EXCERPTED RECORDS:
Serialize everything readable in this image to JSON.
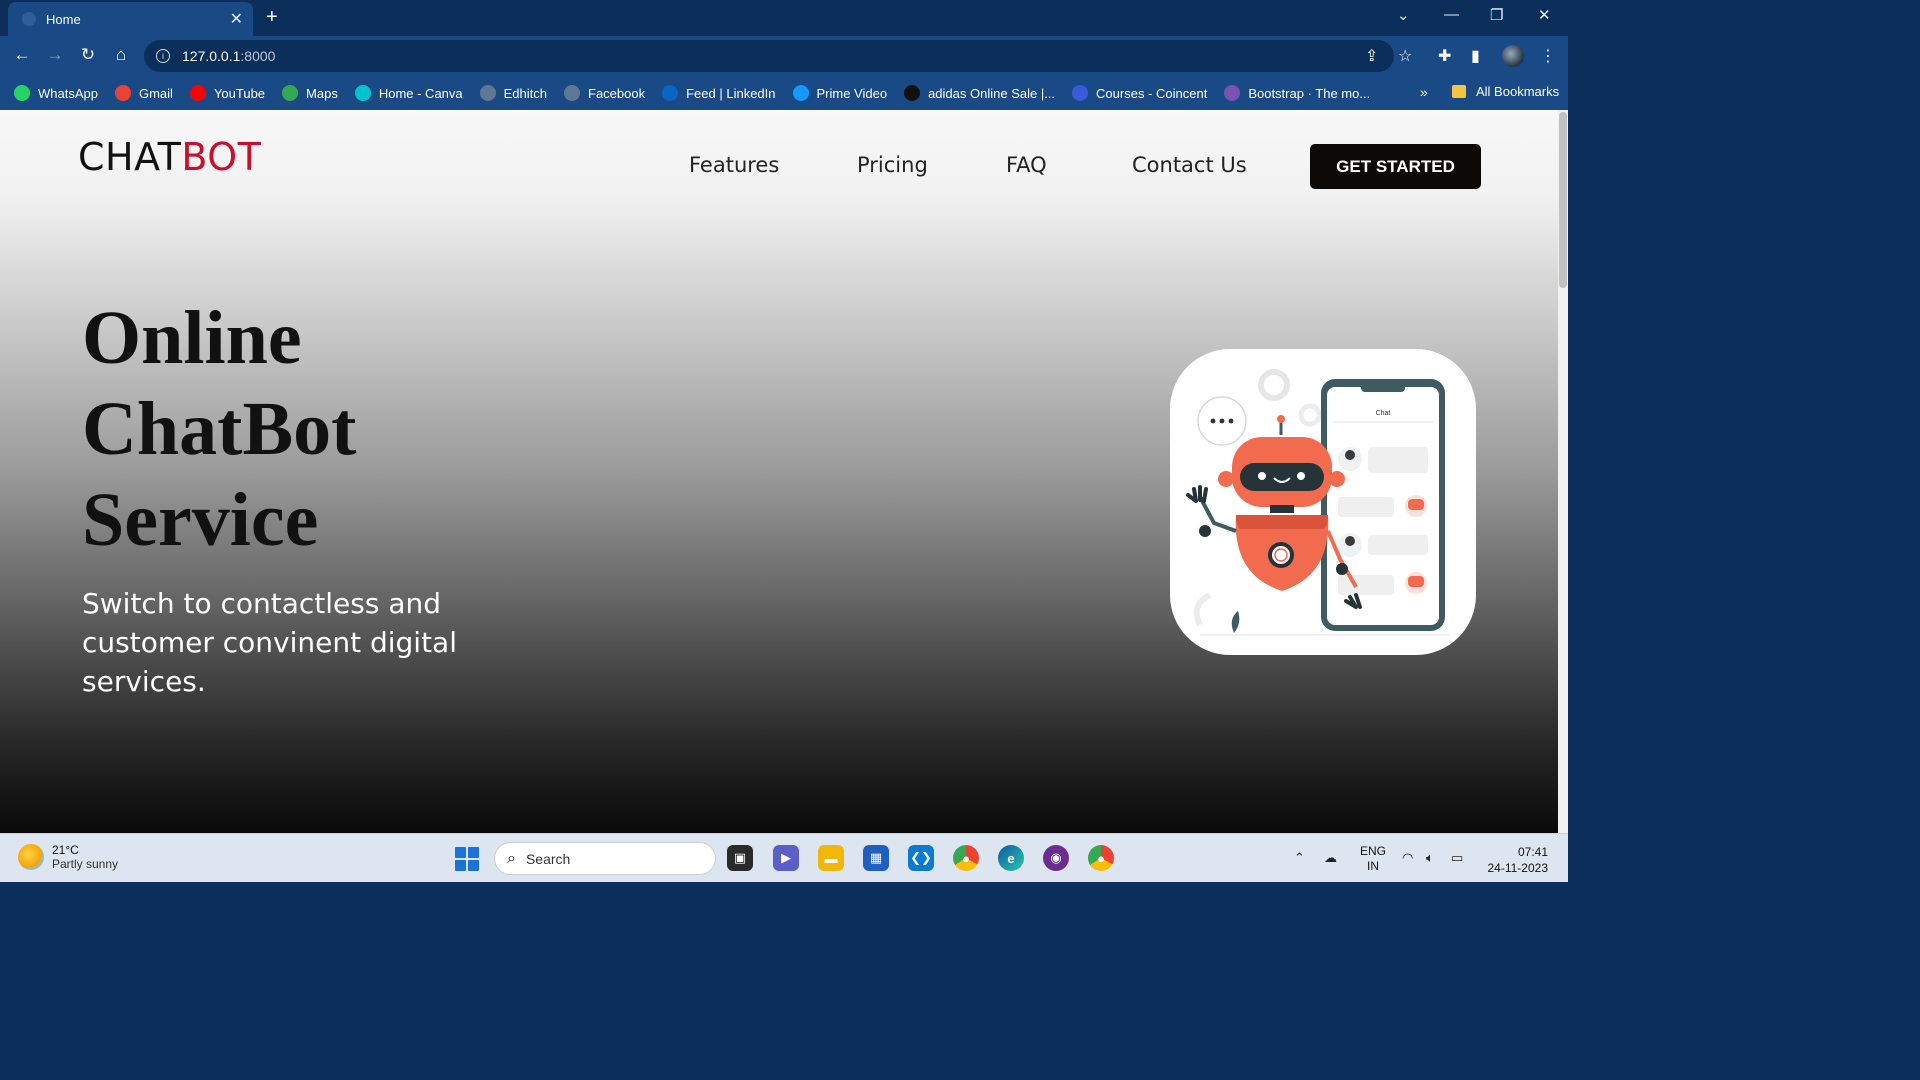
{
  "browser": {
    "tab_title": "Home",
    "new_tab": "+",
    "url_host": "127.0.0.1",
    "url_port": ":8000",
    "bookmarks": [
      {
        "label": "WhatsApp",
        "icon": "whatsapp-icon",
        "color": "#25d366"
      },
      {
        "label": "Gmail",
        "icon": "gmail-icon",
        "color": "#ea4335"
      },
      {
        "label": "YouTube",
        "icon": "youtube-icon",
        "color": "#ff0000"
      },
      {
        "label": "Maps",
        "icon": "maps-icon",
        "color": "#34a853"
      },
      {
        "label": "Home - Canva",
        "icon": "canva-icon",
        "color": "#00c4cc"
      },
      {
        "label": "Edhitch",
        "icon": "globe-icon",
        "color": "#5f7896"
      },
      {
        "label": "Facebook",
        "icon": "globe-icon",
        "color": "#5f7896"
      },
      {
        "label": "Feed | LinkedIn",
        "icon": "linkedin-icon",
        "color": "#0a66c2"
      },
      {
        "label": "Prime Video",
        "icon": "prime-video-icon",
        "color": "#1399ff"
      },
      {
        "label": "adidas Online Sale |...",
        "icon": "adidas-icon",
        "color": "#111111"
      },
      {
        "label": "Courses - Coincent",
        "icon": "coincent-icon",
        "color": "#3a5bd9"
      },
      {
        "label": "Bootstrap · The mo...",
        "icon": "bootstrap-icon",
        "color": "#7952b3"
      }
    ],
    "bookmarks_more": "»",
    "all_bookmarks": "All Bookmarks"
  },
  "page": {
    "logo_part1": "CHAT",
    "logo_part2": "BOT",
    "nav": [
      "Features",
      "Pricing",
      "FAQ",
      "Contact Us"
    ],
    "cta": "GET STARTED",
    "hero_title": "Online ChatBot Service",
    "hero_subtitle": "Switch to contactless and customer convinent digital services.",
    "illustration_chat_label": "Chat"
  },
  "taskbar": {
    "temp": "21°C",
    "weather": "Partly sunny",
    "search_placeholder": "Search",
    "lang_line1": "ENG",
    "lang_line2": "IN",
    "time": "07:41",
    "date": "24-11-2023"
  },
  "colors": {
    "chrome_dark": "#0b2f5a",
    "chrome": "#1a4a86",
    "logo_accent": "#c8102e",
    "cta_bg": "#0d0907",
    "robot": "#f26b4f"
  }
}
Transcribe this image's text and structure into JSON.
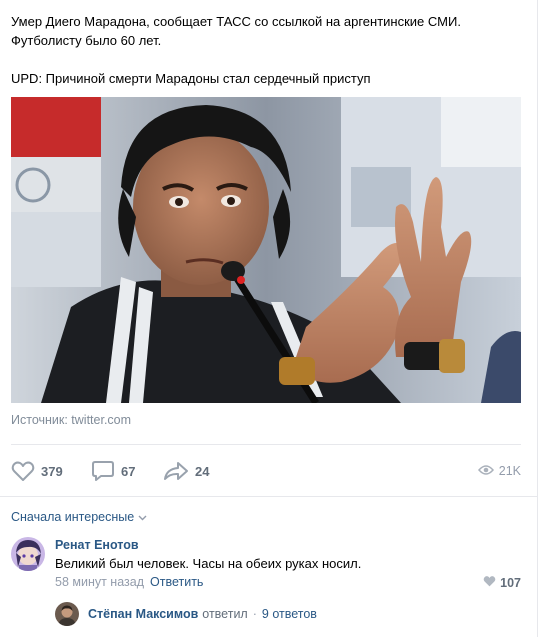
{
  "post": {
    "line1": "Умер Диего Марадона, сообщает ТАСС со ссылкой на аргентинские СМИ.",
    "line2": "Футболисту было 60 лет.",
    "line3": "UPD: Причиной смерти Марадоны стал сердечный приступ",
    "photo_alt": "Фото",
    "source": "Источник: twitter.com"
  },
  "actions": {
    "likes": "379",
    "comments": "67",
    "shares": "24",
    "views": "21K"
  },
  "icons": {
    "like": "heart-icon",
    "comment": "comment-icon",
    "share": "share-arrow-icon",
    "views": "eye-icon",
    "sort": "chevron-down-icon"
  },
  "comments_sort": "Сначала интересные",
  "comment": {
    "author": "Ренат Енотов",
    "text": "Великий был человек. Часы на обеих руках носил.",
    "time": "58 минут назад",
    "reply_label": "Ответить",
    "likes": "107"
  },
  "thread": {
    "author": "Стёпан Максимов",
    "replied": "ответил",
    "count": "9 ответов"
  },
  "colors": {
    "link": "#2a5885",
    "muted": "#939cab",
    "action": "#626d7a",
    "separator": "#e7e8ec"
  }
}
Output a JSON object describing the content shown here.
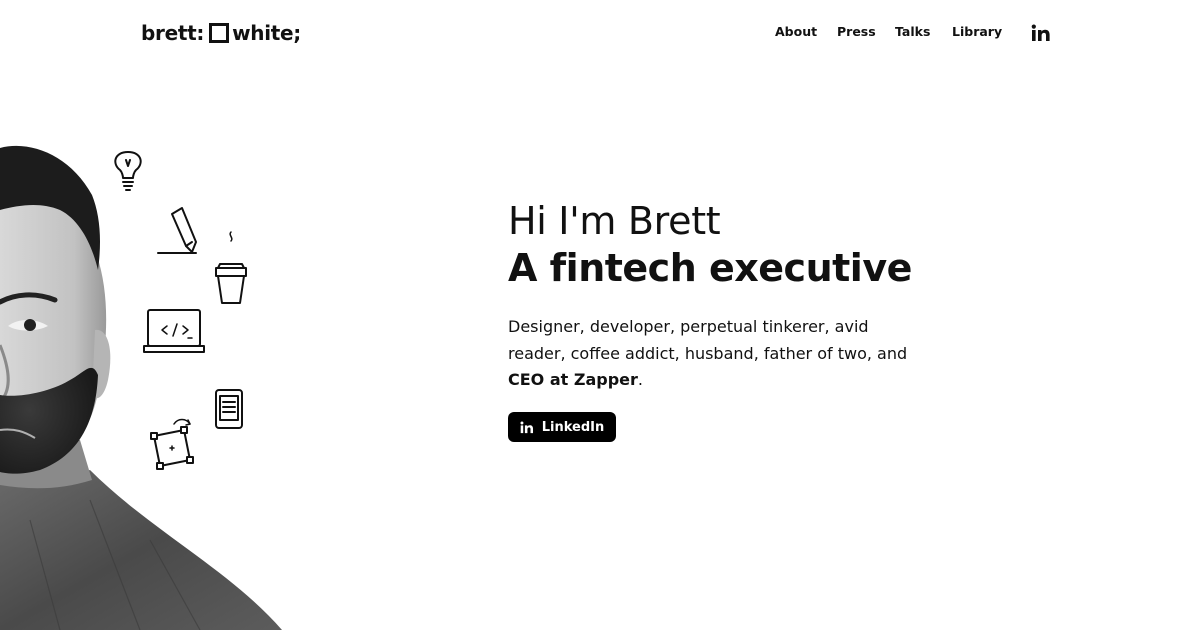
{
  "header": {
    "logo_left": "brett:",
    "logo_right": "white;",
    "nav": [
      {
        "label": "About"
      },
      {
        "label": "Press"
      },
      {
        "label": "Talks"
      },
      {
        "label": "Library"
      }
    ],
    "social_icon": "linkedin-icon"
  },
  "hero": {
    "greeting": "Hi I'm Brett",
    "headline": "A fintech executive",
    "bio_text": "Designer, developer, perpetual tinkerer, avid reader, coffee addict, husband, father of two, and ",
    "bio_bold": "CEO at Zapper",
    "bio_end": ".",
    "cta_label": "LinkedIn",
    "cta_icon": "linkedin-icon"
  },
  "illustration": {
    "portrait": "black-and-white-portrait",
    "doodles": [
      "lightbulb-icon",
      "pencil-icon",
      "coffee-cup-icon",
      "laptop-code-icon",
      "ereader-icon",
      "transform-box-icon"
    ]
  },
  "colors": {
    "text": "#111111",
    "background": "#ffffff",
    "button": "#000000",
    "button_text": "#ffffff"
  }
}
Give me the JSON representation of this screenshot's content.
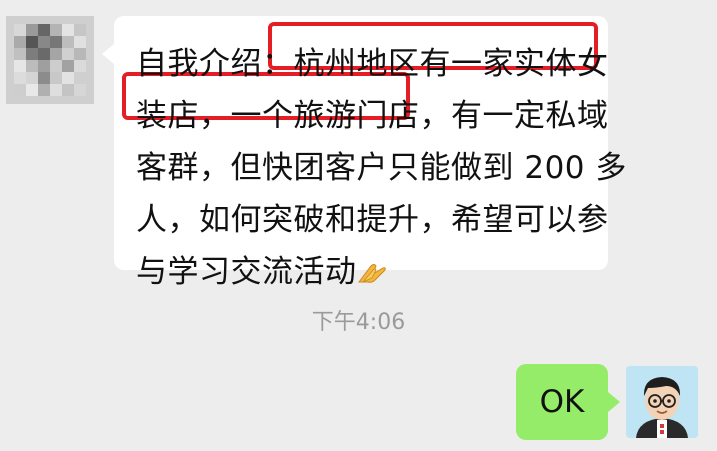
{
  "left_message": {
    "lines": [
      "自我介绍：杭州地区有一家实体女",
      "装店，一个旅游门店，有一定私域",
      "客群，但快团客户只能做到 200 多",
      "人，如何突破和提升，希望可以参",
      "与学习交流活动"
    ],
    "trailing_emoji_icon": "praying-hands-icon",
    "highlight_color": "#e51d25",
    "bubble_color": "#ffffff"
  },
  "timestamp": "下午4:06",
  "right_message": {
    "text": "OK",
    "bubble_color": "#95ec69"
  },
  "left_avatar": {
    "icon": "blurred-avatar-icon"
  },
  "right_avatar": {
    "icon": "cartoon-man-avatar-icon",
    "background": "#bfe5f5"
  }
}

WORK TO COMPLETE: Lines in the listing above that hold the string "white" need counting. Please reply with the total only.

ANSWER BOX: 2